The blog this week will take on a direction a little different than usual. I am not seeking to educate, or discuss theory, nor share a personal experience. In fact, this blog will have little to do with reflexes and education and more to do with you! Let me start with this . . .
Thomas Paine has said: “The harder the conflict the more glorious the triumph. What we obtain too cheap, we esteem too lightly.”
For some of us, the journey through education is hard. More than hard, it’s a battle we feel we are continually losing. This might be for ourselves, for our children, or for the children we teach. Education is just hard. Plain fact. The children who sail through will never understand this, and we are thankful that for them the journey is less of a struggle and more of a joy. But for those of us who are helping children with educational difficulties our conflict is hard. But let us encourage ourselves with the words of Thomas Paine. If our journey of education is hard, what kind of glory awaits for our children that overcome their difficulty. What triumph will we attain if we continue helping them through their educational journey.
So I want to encourage you – and me! The efforts we are putting in now, the struggle we endure and maybe the tear or two we cry will produce a triumphant ending if we just don’t give up. Did you hear? Just don’t give up. All it takes is one more step, one more try, one more programme or one more breath of patience. Because the struggle we endure on behalf of the children in our care is also our struggle. It’s okay every now and then to pat yourself on the back and say “oh well, that didn’t succeed, but I did a flippin’ good job trying”. Continue to encourage yourself so that our children learn to encourage themselves. The reality is for many of them they may never be at the educational standard they are ‘supposed’ to be at. But maybe, sometimes, we need to learn to let that go, and look to the progress they are making in their own world.
In teacher speak it’s called resiliency. It’s something that we all want our children to have. The ability to get back up again, not get too upset, toughen up a bit, or not to be too overly sensitive. This doesn’t come cheaply though does it? You can’t get it on the first try and probably not on the twentieth. We must persevere. The reality is we need to demonstrate the same resilience we desire our children to have. So, on your journey to helping the children in your life don’t forget to not give up yourself. You may be on the first step, third step, tenth step or feel like you’ve trekked 100 steps. Just take one more step. Try one more thing. It may be the thing that your child needs.

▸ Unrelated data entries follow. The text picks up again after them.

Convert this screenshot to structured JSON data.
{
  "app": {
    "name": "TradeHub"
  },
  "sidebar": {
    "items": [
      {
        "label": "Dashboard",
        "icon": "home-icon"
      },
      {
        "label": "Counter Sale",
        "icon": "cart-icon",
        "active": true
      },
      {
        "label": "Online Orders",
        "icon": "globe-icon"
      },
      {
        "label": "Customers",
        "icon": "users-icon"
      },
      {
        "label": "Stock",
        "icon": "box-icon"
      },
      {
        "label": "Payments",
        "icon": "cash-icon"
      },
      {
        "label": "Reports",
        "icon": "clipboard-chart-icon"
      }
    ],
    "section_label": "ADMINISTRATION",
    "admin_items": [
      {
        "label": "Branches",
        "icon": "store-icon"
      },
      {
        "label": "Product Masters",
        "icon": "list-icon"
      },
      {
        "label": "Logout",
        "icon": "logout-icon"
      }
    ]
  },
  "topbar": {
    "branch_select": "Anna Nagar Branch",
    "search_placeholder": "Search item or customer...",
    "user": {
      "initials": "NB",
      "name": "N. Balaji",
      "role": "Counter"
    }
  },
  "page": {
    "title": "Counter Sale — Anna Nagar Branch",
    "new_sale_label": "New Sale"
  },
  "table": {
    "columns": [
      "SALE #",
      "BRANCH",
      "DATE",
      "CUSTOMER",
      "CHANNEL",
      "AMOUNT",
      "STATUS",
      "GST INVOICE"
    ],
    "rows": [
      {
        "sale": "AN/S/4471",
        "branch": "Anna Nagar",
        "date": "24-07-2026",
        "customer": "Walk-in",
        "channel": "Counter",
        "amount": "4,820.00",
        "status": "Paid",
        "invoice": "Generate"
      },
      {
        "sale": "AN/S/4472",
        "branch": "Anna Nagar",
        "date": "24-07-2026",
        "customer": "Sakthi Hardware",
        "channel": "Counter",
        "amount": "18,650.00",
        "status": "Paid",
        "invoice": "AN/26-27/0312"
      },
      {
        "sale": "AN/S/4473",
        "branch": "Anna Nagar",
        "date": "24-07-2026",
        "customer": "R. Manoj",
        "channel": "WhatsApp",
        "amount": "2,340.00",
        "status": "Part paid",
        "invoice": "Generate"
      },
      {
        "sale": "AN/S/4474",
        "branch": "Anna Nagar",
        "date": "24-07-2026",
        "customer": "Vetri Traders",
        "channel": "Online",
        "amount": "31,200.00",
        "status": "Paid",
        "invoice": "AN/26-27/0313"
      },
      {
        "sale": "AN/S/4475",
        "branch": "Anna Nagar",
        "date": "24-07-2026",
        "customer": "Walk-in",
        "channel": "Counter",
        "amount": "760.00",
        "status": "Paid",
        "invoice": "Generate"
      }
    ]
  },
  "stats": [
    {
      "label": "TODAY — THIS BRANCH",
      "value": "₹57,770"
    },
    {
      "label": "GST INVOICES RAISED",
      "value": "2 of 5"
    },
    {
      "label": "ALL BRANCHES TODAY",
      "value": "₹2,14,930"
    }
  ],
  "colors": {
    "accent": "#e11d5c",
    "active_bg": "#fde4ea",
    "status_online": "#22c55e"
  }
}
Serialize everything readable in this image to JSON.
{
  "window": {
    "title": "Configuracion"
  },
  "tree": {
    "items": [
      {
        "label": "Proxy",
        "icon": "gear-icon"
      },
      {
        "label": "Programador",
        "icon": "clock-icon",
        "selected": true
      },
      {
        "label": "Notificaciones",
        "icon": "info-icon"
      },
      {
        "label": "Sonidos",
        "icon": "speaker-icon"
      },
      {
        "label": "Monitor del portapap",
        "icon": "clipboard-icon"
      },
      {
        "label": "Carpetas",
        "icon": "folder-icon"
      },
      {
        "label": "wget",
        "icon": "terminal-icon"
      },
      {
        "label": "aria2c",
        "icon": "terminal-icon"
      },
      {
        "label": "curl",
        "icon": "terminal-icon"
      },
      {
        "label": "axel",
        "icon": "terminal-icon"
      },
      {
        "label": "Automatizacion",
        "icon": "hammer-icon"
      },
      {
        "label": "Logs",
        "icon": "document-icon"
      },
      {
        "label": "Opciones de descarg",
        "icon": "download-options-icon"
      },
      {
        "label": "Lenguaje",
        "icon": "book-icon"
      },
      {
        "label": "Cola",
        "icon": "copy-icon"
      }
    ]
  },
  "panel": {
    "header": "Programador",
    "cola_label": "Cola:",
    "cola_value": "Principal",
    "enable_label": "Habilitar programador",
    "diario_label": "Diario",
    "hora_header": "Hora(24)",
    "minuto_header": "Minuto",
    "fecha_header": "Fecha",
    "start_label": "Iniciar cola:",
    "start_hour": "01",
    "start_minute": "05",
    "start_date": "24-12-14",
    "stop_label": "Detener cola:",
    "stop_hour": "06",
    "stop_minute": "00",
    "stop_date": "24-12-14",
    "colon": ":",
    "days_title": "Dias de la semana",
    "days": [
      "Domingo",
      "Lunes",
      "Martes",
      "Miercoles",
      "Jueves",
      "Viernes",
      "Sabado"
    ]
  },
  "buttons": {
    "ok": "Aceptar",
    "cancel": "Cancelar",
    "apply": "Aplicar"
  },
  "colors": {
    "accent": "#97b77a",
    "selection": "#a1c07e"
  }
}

And through it all may we set our eyes on the glorious triumph of their success and may they learn to understand the power of the effort they contribute.
Nothing great is easily won.
And we want our children to win.
Let’s win together.